Clarence Kelly Johnson


Clarence L. "Kelly" Johnson was born in Ishpeming, Michigan on February 27, 1910. He became one of the world's greatest aeronautical geniuses, playing a leading role in the design of more than 40 of the most advanced aircraft in the world.

Johnson was educated at the University of Michigan where he received his Bachelor of Science degree in 1932 and his Master of Science in aeronautical engineering in 1933. After receiving his degree from the University of Michigan, Johnson joined the Lockheed Aircraft Corporation.
Throughout Johnson's career at Lockheed, he created innovative concepts in aircraft design. Johnson helped design the Orion 9-D, the Electra, the Hudson bomber, the P-38 Lightning, the Model 18 Lone Star, the B-37 Ventura, PV-1 bombers, and the Constellation. He also created the first jet fighter for the United States, the P-80 Shooting Star.

Johnson was also responsible for the PV-2 Neptune, the "Constitution," the X-7 Ramjet, the T-33, the TV-2, and the F-94 Starfire interceptor. He received the Collier Trophy for the F-104 Starfighter. He also created the C-130 Hercules, the U-2 and the C-140 Jetstar. He helped develop the Agenda D satellite, the YF-12A interceptor and again received the Collier Trophy for the SR-71 Blackbird.

Johnson organized the "Skunk Works" at Lockheed where a small unit of technical and production specialists performed advanced works on new aircraft design. He was a senior vice president of Lockheed, served on the Lockheed Board of Directors and has received world-wide recognition for his contributions to aeronautical science.

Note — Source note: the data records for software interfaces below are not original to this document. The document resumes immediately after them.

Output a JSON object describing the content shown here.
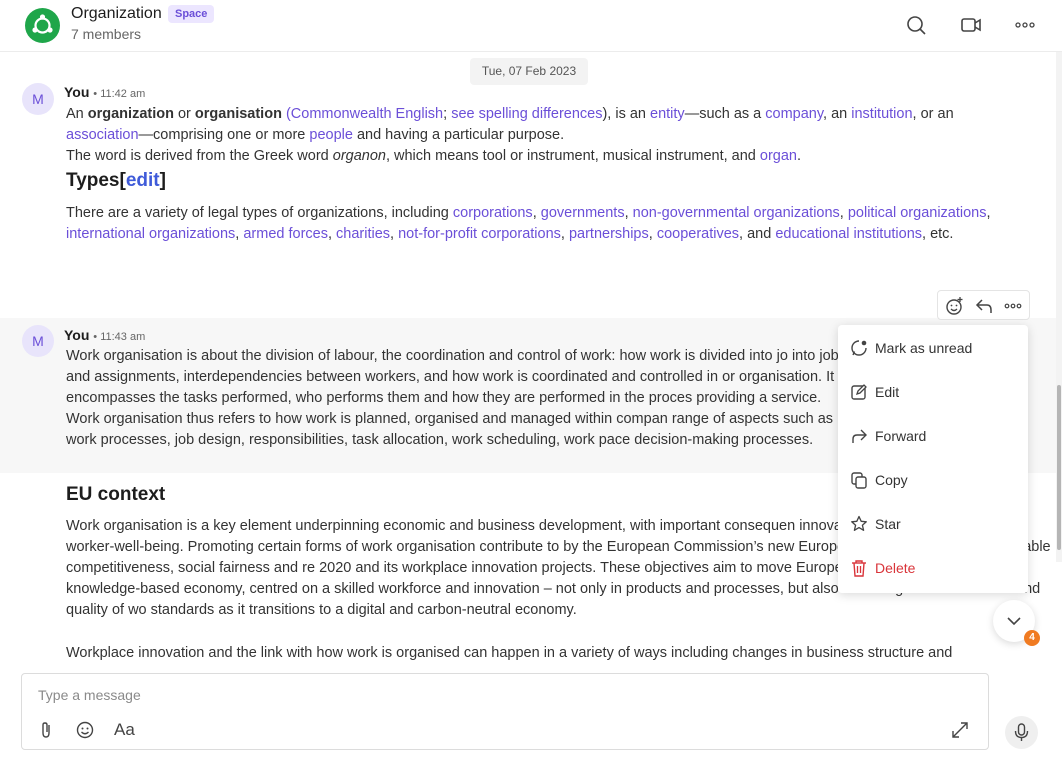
{
  "header": {
    "title": "Organization",
    "badge": "Space",
    "members": "7 members",
    "icons": [
      "logo-icon",
      "search-icon",
      "video-call-icon",
      "more-icon"
    ]
  },
  "date_divider": "Tue, 07 Feb 2023",
  "messages": [
    {
      "avatar": "M",
      "sender": "You",
      "time": "• 11:42 am",
      "p1": [
        {
          "t": "An "
        },
        {
          "t": "organization",
          "b": true
        },
        {
          "t": " or "
        },
        {
          "t": "organisation",
          "b": true
        },
        {
          "t": " "
        },
        {
          "t": "(Commonwealth English",
          "l": true
        },
        {
          "t": "; "
        },
        {
          "t": "see spelling differences",
          "l": true
        },
        {
          "t": "), is an ",
          "l2": true
        },
        {
          "t": "entity",
          "l": true
        },
        {
          "t": "—such as a "
        },
        {
          "t": "company",
          "l": true
        },
        {
          "t": ", an "
        },
        {
          "t": "institution",
          "l": true
        },
        {
          "t": ", or an "
        },
        {
          "t": "association",
          "l": true
        },
        {
          "t": "—comprising one or more "
        },
        {
          "t": "people",
          "l": true
        },
        {
          "t": " and having a particular purpose."
        }
      ],
      "p2": [
        {
          "t": "The word is derived from the Greek word "
        },
        {
          "t": "organon",
          "i": true
        },
        {
          "t": ", which means tool or instrument, musical instrument, and "
        },
        {
          "t": "organ",
          "l": true
        },
        {
          "t": "."
        }
      ],
      "heading": "Types",
      "heading_bracket_open": "[",
      "heading_link": "edit",
      "heading_bracket_close": "]",
      "p3": [
        {
          "t": "There are a variety of legal types of organizations, including "
        },
        {
          "t": "corporations",
          "l": true
        },
        {
          "t": ", "
        },
        {
          "t": "governments",
          "l": true
        },
        {
          "t": ", "
        },
        {
          "t": "non-governmental organizations",
          "l": true
        },
        {
          "t": ", "
        },
        {
          "t": "political organizations",
          "l": true
        },
        {
          "t": ", "
        },
        {
          "t": "international organizations",
          "l": true
        },
        {
          "t": ", "
        },
        {
          "t": "armed forces",
          "l": true
        },
        {
          "t": ", "
        },
        {
          "t": "charities",
          "l": true
        },
        {
          "t": ", "
        },
        {
          "t": "not-for-profit corporations",
          "l": true
        },
        {
          "t": ", "
        },
        {
          "t": "partnerships",
          "l": true
        },
        {
          "t": ", "
        },
        {
          "t": "cooperatives",
          "l": true
        },
        {
          "t": ", and "
        },
        {
          "t": "educational institutions",
          "l": true
        },
        {
          "t": ", etc."
        }
      ]
    },
    {
      "avatar": "M",
      "sender": "You",
      "time": "• 11:43 am",
      "p1": "Work organisation is about the division of labour, the coordination and control of work: how work is divided into jo into jobs and assignments, interdependencies between workers, and how work is coordinated and controlled in or organisation. It encompasses the tasks performed, who performs them and how they are performed in the proces providing a service. Work organisation thus refers to how work is planned, organised and managed within compan range of aspects such as work processes, job design, responsibilities, task allocation, work scheduling, work pace decision-making processes.",
      "heading": "EU context",
      "p2": "Work organisation is a key element underpinning economic and business development, with important consequen innovation, working conditions and worker-well-being. Promoting certain forms of work organisation contribute to by the European Commission’s new European Skills Agenda for sustainable competitiveness, social fairness and re 2020 and its workplace innovation projects. These objectives aim to move Europe towards a more competitive knowledge-based economy, centred on a skilled workforce and innovation – not only in products and processes, but also in the organisation of work and quality of wo standards as it transitions to a digital and carbon-neutral economy.",
      "p3": "Workplace innovation and the link with how work is organised can happen in a variety of ways including changes in business structure and"
    }
  ],
  "message_actions": [
    "add-reaction-icon",
    "reply-icon",
    "more-actions-icon"
  ],
  "context_menu": [
    {
      "label": "Mark as unread",
      "icon": "mark-unread-icon"
    },
    {
      "label": "Edit",
      "icon": "edit-icon"
    },
    {
      "label": "Forward",
      "icon": "forward-icon"
    },
    {
      "label": "Copy",
      "icon": "copy-icon"
    },
    {
      "label": "Star",
      "icon": "star-icon"
    },
    {
      "label": "Delete",
      "icon": "delete-icon",
      "color": "#d9343a"
    }
  ],
  "jump_to_latest": {
    "count": "4",
    "badge_color": "#f07b22"
  },
  "composer": {
    "placeholder": "Type a message",
    "format_label": "Aa",
    "icons": [
      "attach-icon",
      "emoji-icon",
      "expand-icon",
      "microphone-icon"
    ]
  },
  "colors": {
    "link": "#6b4fd8",
    "brand": "#1fa64a",
    "danger": "#d9343a"
  }
}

Johnson was enshrined on October 14, 1988 for his outstanding and innovative contributions to the science of aircraft design.

Smithsonian Institution Affiliations Program